Having a security clearance can open doors to exciting and unique jobs which uncleared job seekers aren’t eligible to pursue. Working overseas as a contractor can be an appealing and rewarding option for adventurous job seekers.
Applying for overseas jobs isn’t always an easy decision. Overseas jobs vary considerably, and it is wise to get as much information about the job requirements and expectations before signing on the dotted line. Depending on the country or region, special consideration may be necessary before moving forward.
Living and working overseas can be the opportunity of a lifetime, and having overseas experience on a resume can increase credibility and value as a professional. But deciding to work in another country requires planning, careful consideration and asking the right questions.
A few things to consider before deciding if an overseas contracting job is for you:
- Conditions can be dangerous in many overseas jobs. How prepared are you to manage the risk of personal danger?
- Are you prepared to be away from home, friends and family for an extended period of time?
- Are you healthy enough to live in an area with harsh living conditions?
- Get to know the culture and language of the country you are going to live in.
- Network with other contractors and get firsthand accounts of what to expect.
- Be prepared for safety briefings, training (weapons), and other relevant information on the risks, terrain, and mission.
- Be mindful that here are risks for U.S. citizens working overseas. It is important to get all the facts and avoid assumptions.
questions to ask before accepting employment: (Be very clear about these issues.)
- Is the contracting company a reputable one, and are you comfortable with the information they are providing about the job?
- What is the base pay? What are the employee benefits?

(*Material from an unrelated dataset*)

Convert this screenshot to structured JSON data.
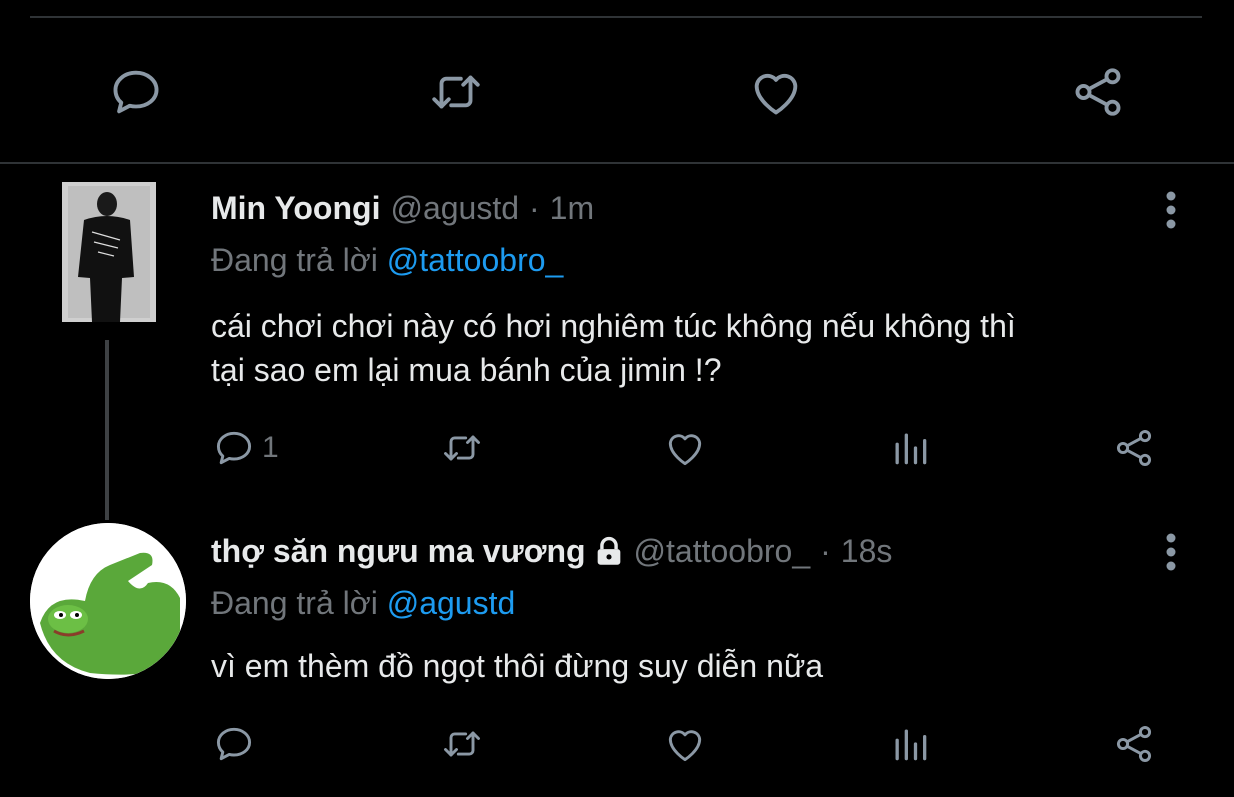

- Is there hostile duty pay? What is the compensation above base pay?
- What hours are you expected to work?
- What are the job responsibilities in the Statement of Work?
- Are weapons required for your job? Will training be provided beforehand?
- What health considerations will there be, and what vaccines may be required?
Checklist for Overseas Employment
- Passport and Visa
- Personal Will
- Power of Attorney
- Family Care Plan
- Direct Deposit for Pay
- Review/Update Health and Life Insurance
- Physical Exam
- Personal Medications (at least a 90 day supply)
- Extra Pair of Eye Glasses
- Telephone Calling Card
- Personal Credit Card
- Stationery and Stamps
- Radio (battery powered)
- Any Special Clothes for the Environment
- Blank Checks
- Local Currency
- Insect Repellent
- Medical Tags
- Personal Hygiene Items (tooth paste, deodorant, etc.)
- Equipment Required to Perform the Job- Computer, cellphone, or other job-related items
Being prepared and informed will give the overseas worker the ability to focus on the job at hand, gain valuable experience which may turn out to be the greatest experience of their career.
Additional information for those interested in working in contract positions overseas:
U.S. State Department Guidelines for overseas workers.
Internal Revenue Service Guidelines for U.S. taxpayers working in foreign countries.
Financial and Banking information for contractors working overseas.
Guidelines for U.S. citizens living and working overseas.